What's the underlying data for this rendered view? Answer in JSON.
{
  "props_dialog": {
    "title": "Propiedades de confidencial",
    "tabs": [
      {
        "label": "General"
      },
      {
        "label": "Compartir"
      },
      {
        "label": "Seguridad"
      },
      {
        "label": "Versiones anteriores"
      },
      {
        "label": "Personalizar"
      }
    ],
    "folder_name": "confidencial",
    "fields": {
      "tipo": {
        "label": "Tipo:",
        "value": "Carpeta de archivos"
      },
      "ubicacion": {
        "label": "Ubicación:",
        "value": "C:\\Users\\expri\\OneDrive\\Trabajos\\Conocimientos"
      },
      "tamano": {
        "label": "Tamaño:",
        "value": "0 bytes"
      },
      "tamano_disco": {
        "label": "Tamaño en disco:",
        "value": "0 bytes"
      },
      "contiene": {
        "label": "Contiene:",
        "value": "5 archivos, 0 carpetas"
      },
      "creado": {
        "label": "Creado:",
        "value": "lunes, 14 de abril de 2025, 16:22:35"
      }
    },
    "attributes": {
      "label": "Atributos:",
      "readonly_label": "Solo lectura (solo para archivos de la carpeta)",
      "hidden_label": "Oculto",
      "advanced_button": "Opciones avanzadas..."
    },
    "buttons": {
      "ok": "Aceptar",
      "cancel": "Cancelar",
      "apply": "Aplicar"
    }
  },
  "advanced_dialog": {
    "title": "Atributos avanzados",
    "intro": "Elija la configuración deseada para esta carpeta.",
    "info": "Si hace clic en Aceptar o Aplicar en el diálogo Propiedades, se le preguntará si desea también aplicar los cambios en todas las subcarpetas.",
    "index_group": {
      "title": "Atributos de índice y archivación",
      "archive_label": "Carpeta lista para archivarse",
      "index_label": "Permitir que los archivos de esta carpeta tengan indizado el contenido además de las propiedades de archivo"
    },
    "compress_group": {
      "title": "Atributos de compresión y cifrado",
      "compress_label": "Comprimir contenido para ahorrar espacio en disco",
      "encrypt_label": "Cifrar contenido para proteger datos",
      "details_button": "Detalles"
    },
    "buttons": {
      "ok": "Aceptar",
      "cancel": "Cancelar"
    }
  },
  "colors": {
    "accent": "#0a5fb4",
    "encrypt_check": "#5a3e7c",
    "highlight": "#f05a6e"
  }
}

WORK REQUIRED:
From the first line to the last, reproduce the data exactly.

THE COMPLETED TASK:
What's the underlying data for this rendered view? Answer in JSON.
{
  "props_dialog": {
    "title": "Propiedades de confidencial",
    "tabs": [
      {
        "label": "General"
      },
      {
        "label": "Compartir"
      },
      {
        "label": "Seguridad"
      },
      {
        "label": "Versiones anteriores"
      },
      {
        "label": "Personalizar"
      }
    ],
    "folder_name": "confidencial",
    "fields": {
      "tipo": {
        "label": "Tipo:",
        "value": "Carpeta de archivos"
      },
      "ubicacion": {
        "label": "Ubicación:",
        "value": "C:\\Users\\expri\\OneDrive\\Trabajos\\Conocimientos"
      },
      "tamano": {
        "label": "Tamaño:",
        "value": "0 bytes"
      },
      "tamano_disco": {
        "label": "Tamaño en disco:",
        "value": "0 bytes"
      },
      "contiene": {
        "label": "Contiene:",
        "value": "5 archivos, 0 carpetas"
      },
      "creado": {
        "label": "Creado:",
        "value": "lunes, 14 de abril de 2025, 16:22:35"
      }
    },
    "attributes": {
      "label": "Atributos:",
      "readonly_label": "Solo lectura (solo para archivos de la carpeta)",
      "hidden_label": "Oculto",
      "advanced_button": "Opciones avanzadas..."
    },
    "buttons": {
      "ok": "Aceptar",
      "cancel": "Cancelar",
      "apply": "Aplicar"
    }
  },
  "advanced_dialog": {
    "title": "Atributos avanzados",
    "intro": "Elija la configuración deseada para esta carpeta.",
    "info": "Si hace clic en Aceptar o Aplicar en el diálogo Propiedades, se le preguntará si desea también aplicar los cambios en todas las subcarpetas.",
    "index_group": {
      "title": "Atributos de índice y archivación",
      "archive_label": "Carpeta lista para archivarse",
      "index_label": "Permitir que los archivos de esta carpeta tengan indizado el contenido además de las propiedades de archivo"
    },
    "compress_group": {
      "title": "Atributos de compresión y cifrado",
      "compress_label": "Comprimir contenido para ahorrar espacio en disco",
      "encrypt_label": "Cifrar contenido para proteger datos",
      "details_button": "Detalles"
    },
    "buttons": {
      "ok": "Aceptar",
      "cancel": "Cancelar"
    }
  },
  "colors": {
    "accent": "#0a5fb4",
    "encrypt_check": "#5a3e7c",
    "highlight": "#f05a6e"
  }
}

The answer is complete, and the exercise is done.